"I think the best feeling is seeing kids return every year. They are doing things like dribbling the ball under their legs and they are only seven years old," Boulanger said.

"Just like myself, there are a lot of kids out there who can't afford to play sports at the competitive level. I saw an opportunity to do something and took it."

Kids as young as five attend the weekly basketball skills camp at the North Centennial Recreation and Leisure Facility in Winnipeg's North End. (Tiar Wilson/CBC)
Boulanger said she started the camp to give back to her community, because so many people invested their time and money in her.

She is currently in her third college basketball season, playing for the Red River College Rebels on a scholarship and taking the community development/community economic development diploma program.

'Changing policies'

"I want to be a part of the process of changing policies and creating programs — anything I can do to help the youth, because they are our future," Boulanger said.

When Boulanger turned 13, she and four friends were invited to play in an elite basketball league, but none of their parents could afford the $2,000 entry fee.

That's when her parents, Jackie Anderson and Marty Boulanger, found an alternative solution — sponsors.

"It's important that we provide this opportunity for all indigenous youth to ensure every child has an opportunity to be engaged in something positive," Anderson said.

Raven Boulanger, top right, hosts a free basketball skills camp for kids under 12 every Sunday at the North Centennial Recreation and Leisure Facility, part of a program called Anishinabe Pride. Her parents started it 10 years ago, because they couldn't afford to put Boulanger in an elite basketball league. (Tiar Wilson/CBC)
Anderson and Boulanger found funding dollars from three aboriginal organizations plus donations from the community.

"We lost every single game. We also experienced a lot of racism, not just from our opponents but from the parents in the stands as well," Boulanger said about their startup year. 

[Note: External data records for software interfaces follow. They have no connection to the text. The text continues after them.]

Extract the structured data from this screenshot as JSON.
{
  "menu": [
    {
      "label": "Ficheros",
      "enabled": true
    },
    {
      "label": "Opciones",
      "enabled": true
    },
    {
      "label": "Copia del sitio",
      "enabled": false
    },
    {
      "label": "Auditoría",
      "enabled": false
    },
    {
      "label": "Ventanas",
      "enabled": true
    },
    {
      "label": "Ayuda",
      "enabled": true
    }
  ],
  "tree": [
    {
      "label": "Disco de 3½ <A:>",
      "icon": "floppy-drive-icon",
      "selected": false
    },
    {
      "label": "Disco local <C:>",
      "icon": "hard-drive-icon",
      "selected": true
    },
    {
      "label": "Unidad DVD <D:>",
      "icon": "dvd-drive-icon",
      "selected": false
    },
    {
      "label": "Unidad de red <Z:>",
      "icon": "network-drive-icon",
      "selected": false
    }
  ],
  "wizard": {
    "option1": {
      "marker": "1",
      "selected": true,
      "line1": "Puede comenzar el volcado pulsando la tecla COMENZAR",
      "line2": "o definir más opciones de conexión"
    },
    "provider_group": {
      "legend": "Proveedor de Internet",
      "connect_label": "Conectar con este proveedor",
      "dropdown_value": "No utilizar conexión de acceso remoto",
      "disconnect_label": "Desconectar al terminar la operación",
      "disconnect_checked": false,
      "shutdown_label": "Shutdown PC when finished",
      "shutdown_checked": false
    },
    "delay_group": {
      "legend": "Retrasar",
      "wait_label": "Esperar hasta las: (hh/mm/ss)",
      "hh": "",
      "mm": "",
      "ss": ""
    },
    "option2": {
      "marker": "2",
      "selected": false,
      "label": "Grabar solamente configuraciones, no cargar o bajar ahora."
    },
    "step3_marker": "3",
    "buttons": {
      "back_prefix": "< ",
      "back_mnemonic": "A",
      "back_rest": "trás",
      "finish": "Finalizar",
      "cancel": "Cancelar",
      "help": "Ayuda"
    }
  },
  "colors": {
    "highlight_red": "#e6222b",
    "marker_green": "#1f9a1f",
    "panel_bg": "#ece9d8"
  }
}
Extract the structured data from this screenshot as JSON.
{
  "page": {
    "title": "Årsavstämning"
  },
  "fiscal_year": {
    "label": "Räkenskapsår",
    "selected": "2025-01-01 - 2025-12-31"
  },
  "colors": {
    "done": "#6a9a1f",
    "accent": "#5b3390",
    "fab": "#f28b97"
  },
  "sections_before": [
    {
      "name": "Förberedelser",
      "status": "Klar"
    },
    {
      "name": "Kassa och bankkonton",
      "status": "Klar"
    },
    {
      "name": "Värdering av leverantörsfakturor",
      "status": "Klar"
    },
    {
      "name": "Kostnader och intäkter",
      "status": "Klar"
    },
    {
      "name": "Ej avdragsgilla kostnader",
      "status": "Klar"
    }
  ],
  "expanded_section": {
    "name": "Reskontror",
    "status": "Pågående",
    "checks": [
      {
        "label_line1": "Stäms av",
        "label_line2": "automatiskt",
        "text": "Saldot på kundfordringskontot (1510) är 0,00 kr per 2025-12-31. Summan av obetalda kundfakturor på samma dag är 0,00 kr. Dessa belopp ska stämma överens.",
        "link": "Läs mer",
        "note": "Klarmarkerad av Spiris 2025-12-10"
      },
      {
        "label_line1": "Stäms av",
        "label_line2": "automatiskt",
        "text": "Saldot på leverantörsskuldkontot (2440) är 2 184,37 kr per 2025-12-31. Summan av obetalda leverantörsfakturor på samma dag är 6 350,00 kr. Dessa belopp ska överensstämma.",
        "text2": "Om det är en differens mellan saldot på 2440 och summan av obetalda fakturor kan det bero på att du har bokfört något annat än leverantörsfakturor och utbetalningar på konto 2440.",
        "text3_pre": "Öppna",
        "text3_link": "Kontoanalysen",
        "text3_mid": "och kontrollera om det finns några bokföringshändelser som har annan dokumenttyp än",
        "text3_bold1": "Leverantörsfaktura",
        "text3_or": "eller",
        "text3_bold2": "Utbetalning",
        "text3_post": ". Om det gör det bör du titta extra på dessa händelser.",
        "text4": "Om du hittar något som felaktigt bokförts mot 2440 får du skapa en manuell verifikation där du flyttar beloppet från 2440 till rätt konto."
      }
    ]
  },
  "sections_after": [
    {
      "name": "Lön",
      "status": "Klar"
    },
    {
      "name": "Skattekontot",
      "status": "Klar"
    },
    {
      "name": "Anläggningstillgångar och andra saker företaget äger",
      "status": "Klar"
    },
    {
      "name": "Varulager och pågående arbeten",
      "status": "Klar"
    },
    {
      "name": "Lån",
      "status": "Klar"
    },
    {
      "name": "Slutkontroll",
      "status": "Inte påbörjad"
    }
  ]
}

"That year it really set a foundation for what this program was going to be about."

The following year, Boulanger and her parents started using indigenous culture and knowledge to help build the teens' self-esteem and to build healthy relationships moving forward. 

Now there are more than 120 teenagers involved in the Anishinabe Pride program — a total of seven teams play in different elite leagues around the province.

Learning sacred seven teachings

On top of basketball games and weekly practices, players attend Sacred Seven — classroom sessions with elders and spiritual advisors, taking part in the sweat lodge and other traditional ceremonies.

"That is based on the seven sacred teachings. We are showing the kids how to be in relationships with oneself, with others, and with a community," Anderson said.

Lessons that even the younger participants at the weekend basketball program are picking up.

"Honesty, humility, courage, truth, wisdom, respect, love," eight-year-old Eliza McKay said when asked if she knew the seven teachings.

"You should know a lot about your culture whatever you are, because it's special to you and it's important."

Children participate in a sharing circle at the Anishinabe Pride program, which weaves indigenous culture and teachings with basketball skills to help youth understand how to build positive relationships. (Tiar Wilson/CBC)
Hearing those words come out of her daughter's mouth, Nelson's eyes begin to water and a smile spreads across her face.

"It just backs up everything that we teach our children already. The teachings we are giving them at home, and now it's incorporated into sports; it's almost easier for them to remember," Nelson said.

"I'm actually so very appreciative of what Raven does. Not only [is she] in post-secondary, she's a role model for my daughters to look up to."  

Anderson and her husband still help with the finances and recruiting kids for Anishinabe Pride. Raven and her two sisters, along with other veteran players, continue to develop new programming, she said. 

"As a mother I am extremely proud," Anderson said.

"We live in the North End. We work in the North End. My kids have really become a part of their community, and basketball has kept them on a really good path where education and leadership is priority."